"Our objective is to maintain schools that are racially, ethnically and economically diverse," Berman said. "It's a model based on geography, not race."
Under the proposal, all schools -- elementary, middle and high -- must enroll at least 15 percent and no more than 50 percent of their students from neighborhoods that have income and education levels below the district average and higher-than-average numbers of minorities.
The problem that I see, leaving aside the issues of transportation costs for busing students and an apparent quota of minority students, is that instead of just race, Jefferson County is now looking at using income and education as proxies for race. While the county asserts that the classifications will not be applied to individual students, it is not the intention that matters, but the practice and there are just too many variables.
But even assuming that this plan can withstand legal challenges (it is based on a Berkley California plan that has withstood challenges), it does not mean that the intregratin plan is a good one. First, I don't know if "diversity" in the student body means that a student gets a better education. I have not seen any proof of that and it would seem that other factors govern the success of a child's education far more that whether or not there are 15-50% minority students in his or her class.
Second, the apparent "evil" or "wrong" that Jefferson County is looking to correct is not a matter of race but de facto segregation based on a number of economic and social choices of people living in the area. While the socio-economic status of a family should not adversely impact the quality of education that a child receives, the fact is that the use of neighborhood schools will always result in some sort of de facto segregation as housing costs and personal choices dictate where people will live. If a person is faced with a choice between living in House A with neighbors who have a similar background and lifestyle or living in House B with neighbors totally unlike themselves and the cost of the housing and other factors are the same, there is little doubt that people will choose House A--no matter what their race, income or educaiton level might be.
Of course, very rarely are people given such a choice.
It seems more logical to focus on increasing the quality of instruction, facilities and curricula so that no matter where a student lives, they get as close to the same quality of education as any other student. If that means shifting resources between schools, so be it. But it shouldn't have to mean shifting students between schools to achieve some mythical "diversity" just because it sounds good.

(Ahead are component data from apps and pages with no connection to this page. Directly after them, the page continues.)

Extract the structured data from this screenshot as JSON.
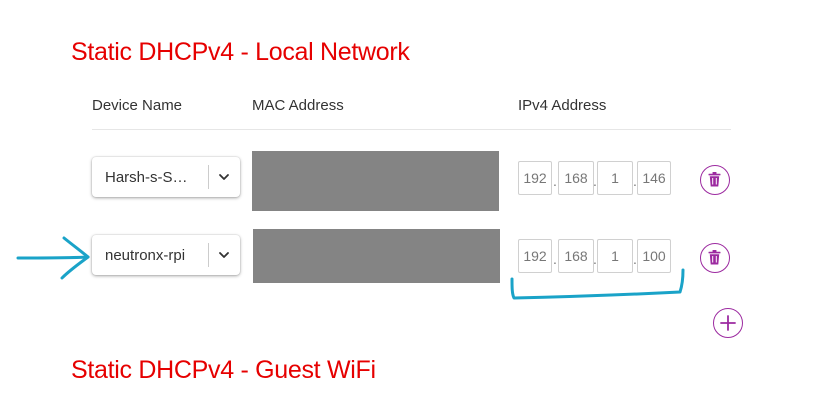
{
  "sections": {
    "local_title": "Static DHCPv4 - Local Network",
    "guest_title": "Static DHCPv4 - Guest WiFi"
  },
  "table": {
    "headers": {
      "device": "Device Name",
      "mac": "MAC Address",
      "ipv4": "IPv4 Address"
    },
    "rows": [
      {
        "device_name": "Harsh-s-S…",
        "ip": [
          "192",
          "168",
          "1",
          "146"
        ]
      },
      {
        "device_name": "neutronx-rpi",
        "ip": [
          "192",
          "168",
          "1",
          "100"
        ]
      }
    ]
  },
  "ip_separator": ".",
  "icons": {
    "dropdown": "chevron-down-icon",
    "delete": "trash-icon",
    "add": "plus-icon"
  },
  "colors": {
    "title": "#e60000",
    "action": "#9c2aa0",
    "redaction": "#848484",
    "annotation": "#1aa3c8"
  }
}
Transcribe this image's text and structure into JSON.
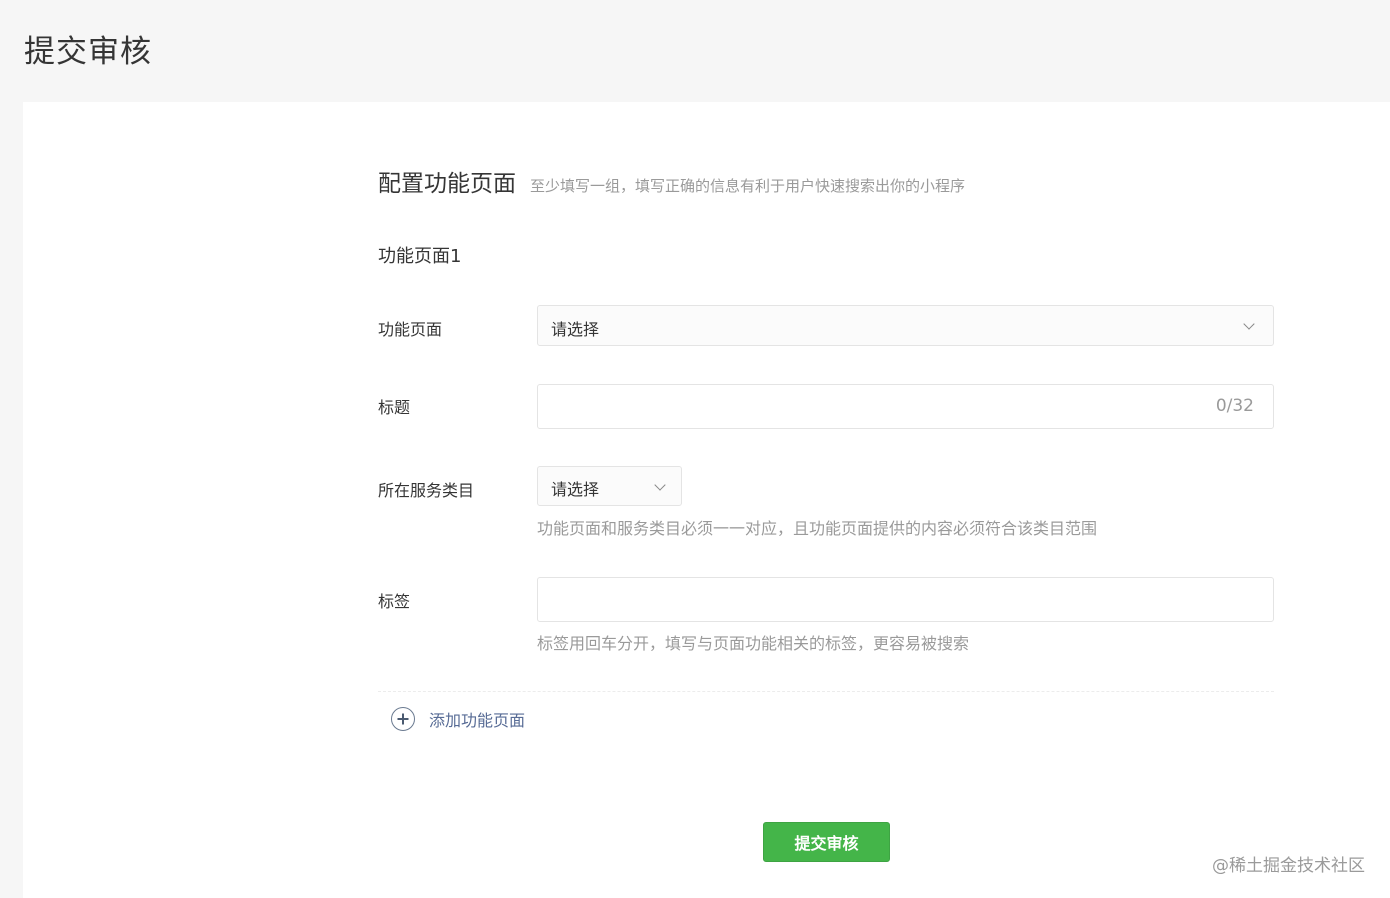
{
  "page_title": "提交审核",
  "section": {
    "title": "配置功能页面",
    "description": "至少填写一组，填写正确的信息有利于用户快速搜索出你的小程序"
  },
  "group_title": "功能页面1",
  "fields": {
    "function_page": {
      "label": "功能页面",
      "value": "请选择"
    },
    "title": {
      "label": "标题",
      "value": "",
      "counter": "0/32"
    },
    "category": {
      "label": "所在服务类目",
      "value": "请选择",
      "hint": "功能页面和服务类目必须一一对应，且功能页面提供的内容必须符合该类目范围"
    },
    "tags": {
      "label": "标签",
      "value": "",
      "hint": "标签用回车分开，填写与页面功能相关的标签，更容易被搜索"
    }
  },
  "add_page_label": "添加功能页面",
  "submit_label": "提交审核",
  "watermark": "@稀土掘金技术社区",
  "colors": {
    "primary_green": "#44b549",
    "link_blue": "#576b95",
    "hint_gray": "#9a9a9a"
  },
  "icons": {
    "dropdown": "chevron-down-icon",
    "add": "plus-circle-icon"
  }
}
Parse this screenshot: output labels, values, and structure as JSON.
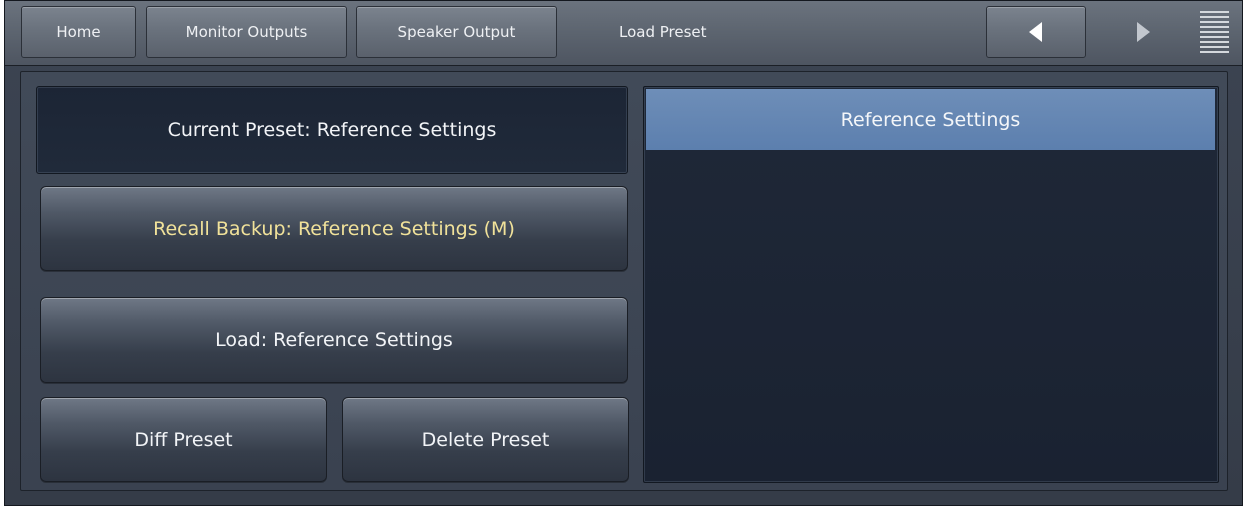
{
  "nav": {
    "home_label": "Home",
    "monitor_outputs_label": "Monitor Outputs",
    "speaker_output_label": "Speaker Output",
    "page_title": "Load Preset",
    "back_icon": "triangle-left-icon",
    "forward_icon": "triangle-right-icon",
    "menu_icon": "menu-grip-icon"
  },
  "preset": {
    "current_label": "Current Preset: Reference Settings",
    "recall_backup_label": "Recall Backup: Reference Settings (M)",
    "load_label": "Load: Reference Settings",
    "diff_label": "Diff Preset",
    "delete_label": "Delete Preset"
  },
  "preset_list": {
    "items": [
      {
        "label": "Reference Settings",
        "selected": true
      }
    ]
  },
  "colors": {
    "recall_text": "#f1e29a",
    "selected_row": "#5c7fae",
    "panel_dark": "#1c2535"
  }
}
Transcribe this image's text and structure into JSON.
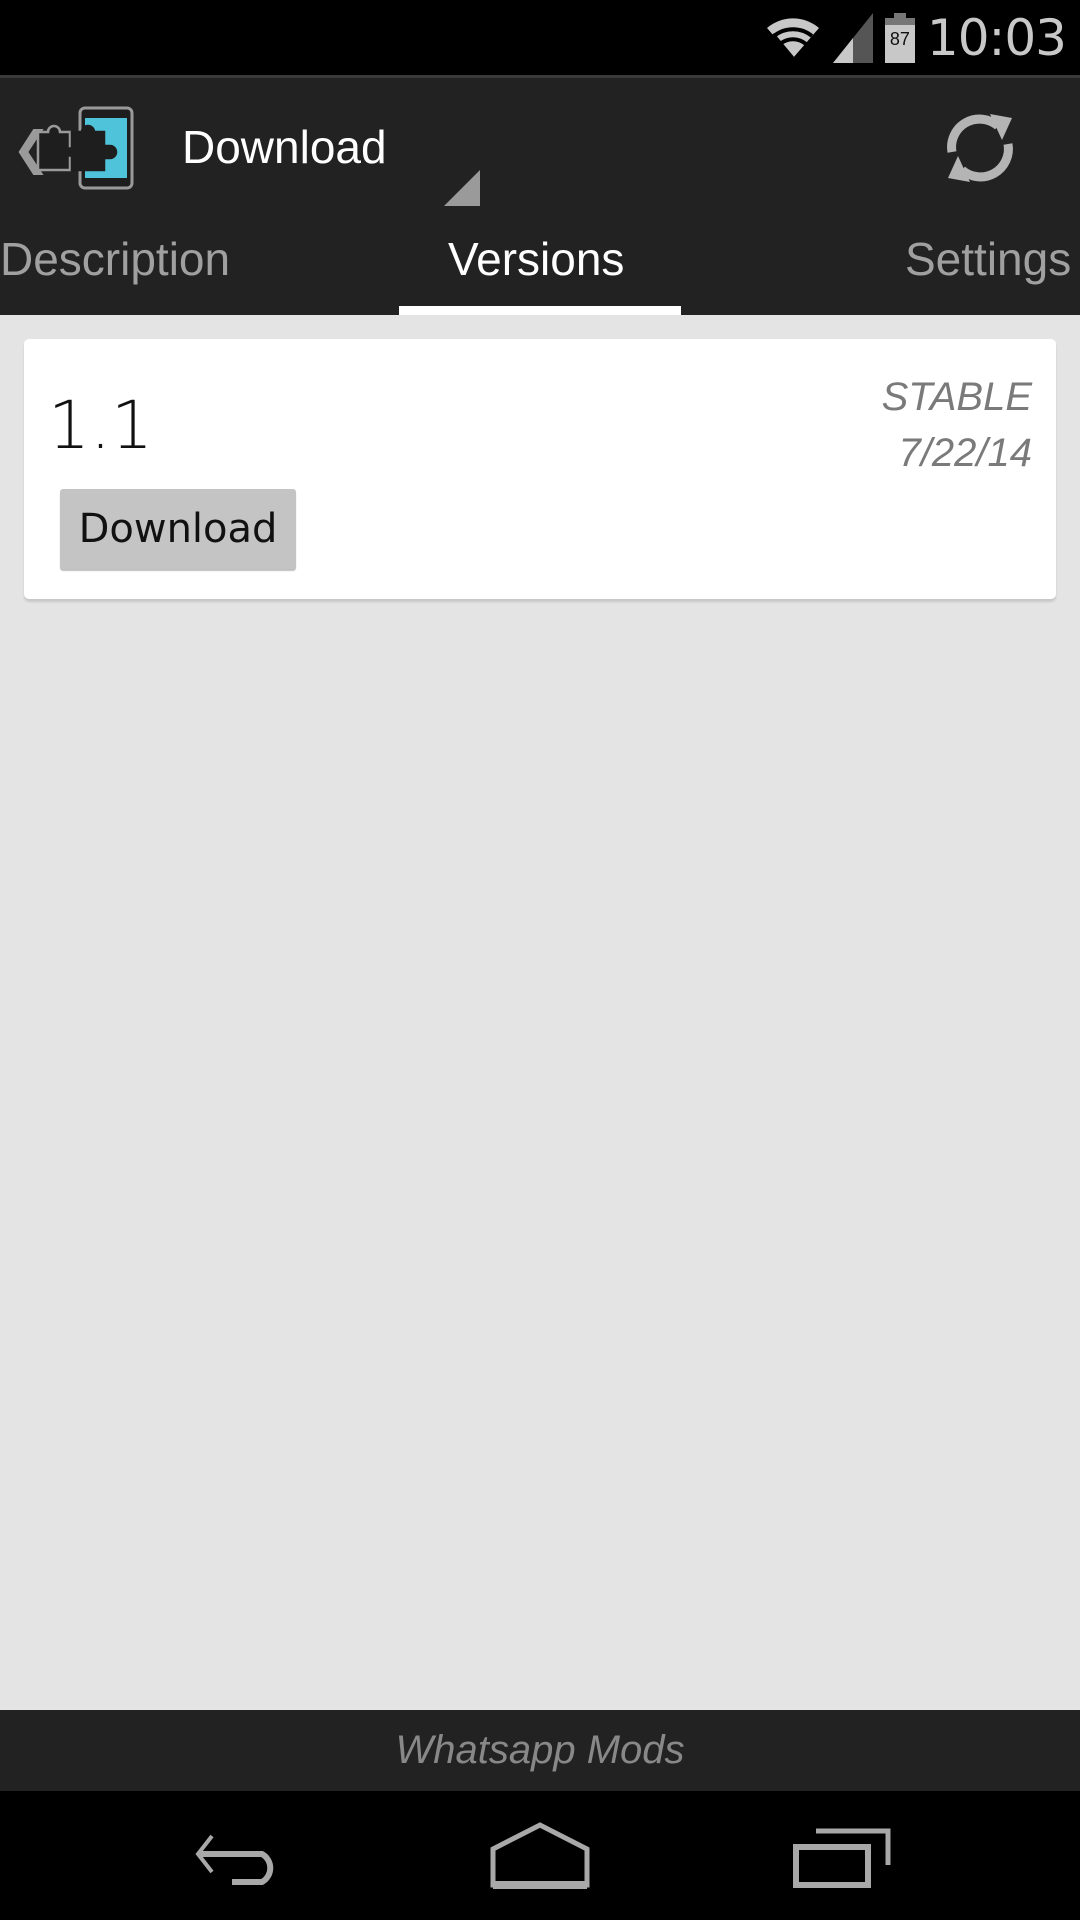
{
  "status_bar": {
    "time": "10:03",
    "battery_level": "87",
    "icons": [
      "wifi-icon",
      "cell-signal-icon",
      "battery-icon"
    ]
  },
  "action_bar": {
    "title": "Download",
    "back_icon": "chevron-left-icon",
    "app_icon": "xposed-puzzle-phone-icon",
    "spinner_icon": "dropdown-triangle-icon",
    "refresh_icon": "refresh-icon"
  },
  "tabs": [
    {
      "label": "Description",
      "active": false
    },
    {
      "label": "Versions",
      "active": true
    },
    {
      "label": "Settings",
      "active": false
    }
  ],
  "versions": [
    {
      "version": "1.1",
      "channel": "STABLE",
      "date": "7/22/14",
      "button_label": "Download"
    }
  ],
  "footer": {
    "text": "Whatsapp Mods"
  },
  "nav_bar": {
    "buttons": [
      "back-icon",
      "home-icon",
      "recents-icon"
    ]
  },
  "colors": {
    "accent_cyan": "#4fc3d9",
    "bar_dark": "#222222",
    "background": "#e4e4e4"
  }
}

The troubling aspect is that the school district does not intend to have the court review the plan in advance, which means the taxpayers of Louisville will have to pay for another trial and appeal likely to the Supreme court--that is a wise move also.